Tag Archives: Classics

Review: Pride and Prejudice

Pride and Prejudice

Pride and Prejudice
By Jane Austen
Penguin Classics, 9780143105428, 2009, 352pp.

The Short of It:

This beloved classic has finally been read by me. Any surprises? No, but I am glad to finally mark this one off my list.

The Rest of It:

If you’ve read the book or seen the movie, then you know that the Bennet sisters, all five of them are in some stage of being married off to suitable gentleman. Well, Mrs. Bennet HOPES for them to find suitable matches, men who will provide for them and allow them to live a respectable, if not wealthy life. Men of means.

I think perhaps this aspect of the story is what’s kept me from the book all these years. I’ve tried to read it a  handful of times and always put it down a few chapters in. It seemed too frivolous and a tad too pleasant. All this “finding a  man” business. However, this made for a VERY enjoyable story to read during a pandemic.

Plus, Mr. Darcy. The disagreeable Mr. Darcy if you ask Elizabeth Bennet. Anyone reading the book knows within two mentions of his name that he won’t be disagreeable for long. What made this book even more fun is that my daughter and I watched the movie as soon as I finished the book. I did not have access to the miniseries with Colin Firth so we opted for the Kiera Knightly movie which we both enjoyed quite a bit.

There are no surprises with the story. It’s pretty much what I imagined but timing is everything and reading it now was so much more enjoyable than all my previous attempts. I dare say, that I may attempt another Austen. If so, which?

Source: Purchased
Disclosure: This post contains Indiebound affiliate links.

Review: Ulysses


By James Joyce
Published 2013 by Vintage (first published February 2nd 1922), 816pp

The Short of It:

A fantastical romp of failures and missed opportunities but a real treat for the imagination.

The Rest of It:

Oh! How people dread this one! Long ago I tried to read it but never got past the beginning. Mostly it was a timing issue. I made a mental note to come back to it and so I did, with a few others who joined me for a read-along.

Let me tell you, the first half vexed me. It was gibberish. No matter how many times I read a sentence, it made no sense! I even resorted to reading it out loud. My dog thought I was yelling at her though so I had to stop. But somewhere in the second half, Joyce’s writing became understandable and from there, there was no turning back.

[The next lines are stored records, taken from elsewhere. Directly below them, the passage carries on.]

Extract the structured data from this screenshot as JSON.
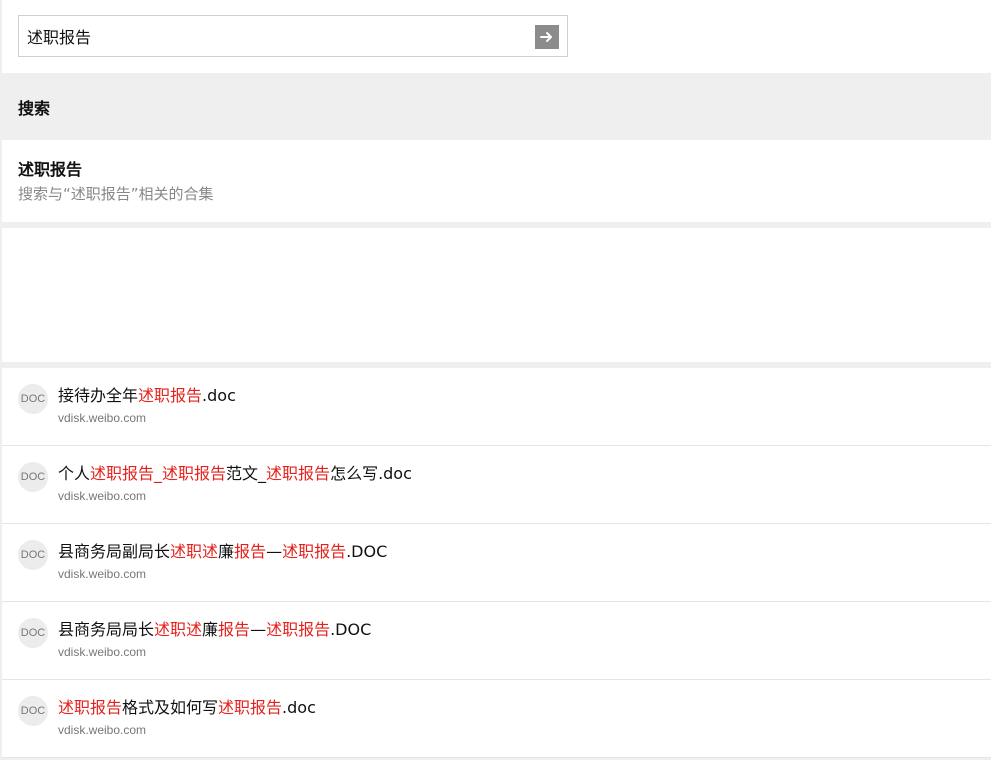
{
  "search": {
    "value": "述职报告"
  },
  "section": {
    "label": "搜索"
  },
  "suggestion": {
    "title": "述职报告",
    "subtitle": "搜索与“述职报告”相关的合集"
  },
  "icons": {
    "search_go": "arrow-right-icon",
    "doc": "doc-icon"
  },
  "results": [
    {
      "badge": "DOC",
      "domain": "vdisk.weibo.com",
      "segments": [
        {
          "t": "接待办全年",
          "h": false
        },
        {
          "t": "述职报告",
          "h": true
        },
        {
          "t": ".doc",
          "h": false
        }
      ]
    },
    {
      "badge": "DOC",
      "domain": "vdisk.weibo.com",
      "segments": [
        {
          "t": "个人",
          "h": false
        },
        {
          "t": "述职报告_述职报告",
          "h": true
        },
        {
          "t": "范文_",
          "h": false
        },
        {
          "t": "述职报告",
          "h": true
        },
        {
          "t": "怎么写.doc",
          "h": false
        }
      ]
    },
    {
      "badge": "DOC",
      "domain": "vdisk.weibo.com",
      "segments": [
        {
          "t": "县商务局副局长",
          "h": false
        },
        {
          "t": "述职述",
          "h": true
        },
        {
          "t": "廉",
          "h": false
        },
        {
          "t": "报告",
          "h": true
        },
        {
          "t": "—",
          "h": false
        },
        {
          "t": "述职报告",
          "h": true
        },
        {
          "t": ".DOC",
          "h": false
        }
      ]
    },
    {
      "badge": "DOC",
      "domain": "vdisk.weibo.com",
      "segments": [
        {
          "t": "县商务局局长",
          "h": false
        },
        {
          "t": "述职述",
          "h": true
        },
        {
          "t": "廉",
          "h": false
        },
        {
          "t": "报告",
          "h": true
        },
        {
          "t": "—",
          "h": false
        },
        {
          "t": "述职报告",
          "h": true
        },
        {
          "t": ".DOC",
          "h": false
        }
      ]
    },
    {
      "badge": "DOC",
      "domain": "vdisk.weibo.com",
      "segments": [
        {
          "t": "述职报告",
          "h": true
        },
        {
          "t": "格式及如何写",
          "h": false
        },
        {
          "t": "述职报告",
          "h": true
        },
        {
          "t": ".doc",
          "h": false
        }
      ]
    }
  ],
  "colors": {
    "highlight": "#e3211c",
    "band": "#efefef",
    "go_button": "#8c8c8c"
  }
}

The story takes place on June 16. A day so celebrated by fans that it’s called Bloomsday. Leopold Bloom’s day is spent having lunch, spending time with friends, visiting brothels and bailing his friends out of trouble. The chapters (episodes) vary in format and the narration shifts back and forth between characters.

Much of it makes no sense. You just have to know that going in. There are plenty of reading guides available but most of them just tell you to read it for yourself. It’s a book that begs you to hate it but if you appreciate a good imagination and don’t mind dealing with hallucinations and fantastical elements, then perhaps you’ll love it.

Do I love it? Maybe. It’s been a few days since I finished it and my thoughts are still percolating. I can see myself re-reading it at some point.

Did I mention that it was banned for pornographic content? The ban was lifted in 1934 when it was noted as an emetic, but certainly not an aphrodisiac. Can you believe that? An emetic?? I will admit, it’s a bit smutty. If you are sensitive to lascivious talk then this probably isn’t a book for you.

Did you know that Ulysses is the Latinised name of Odysseus, the hero of Homer’s epic poem Odyssey, and the novel establishes a series of parallels between the poem and the novel? (Wikipedia) I went into this book not knowing this piece of information but somewhere in the beginning I figured this out.

Did you know that it was originally published as a serial publication in the magazine The Little Review? My copy of the book did not include the episode titles so every time I saw a particular episode mentioned somewhere, I had a really hard time finding it in my copy. I was aware of the serial publication but I wish I had purchased a book that contained those titles. My copy only separated Parts I, II and III. There were no breaks between episodes so I could not tell when a new one had started.

Even with all the obstacles noted, this is a book that will stay with me for a long, long time. While reading it at work I was surprised at how many people showed an interest in it. My copy has already been loaned out to a colleague. I can’t wait to hear her thoughts.

Here are the read-along breakdowns in case you’re interested:

Part One
Part Two
Part Three

This article from The Economist is rather interesting and might encourage you to give it a go.

What other BEAST might I want to tackle? Infinite Jest by David Foster Wallace.

Source: Purchased
Disclosure: This post contains Indiebound affiliate links.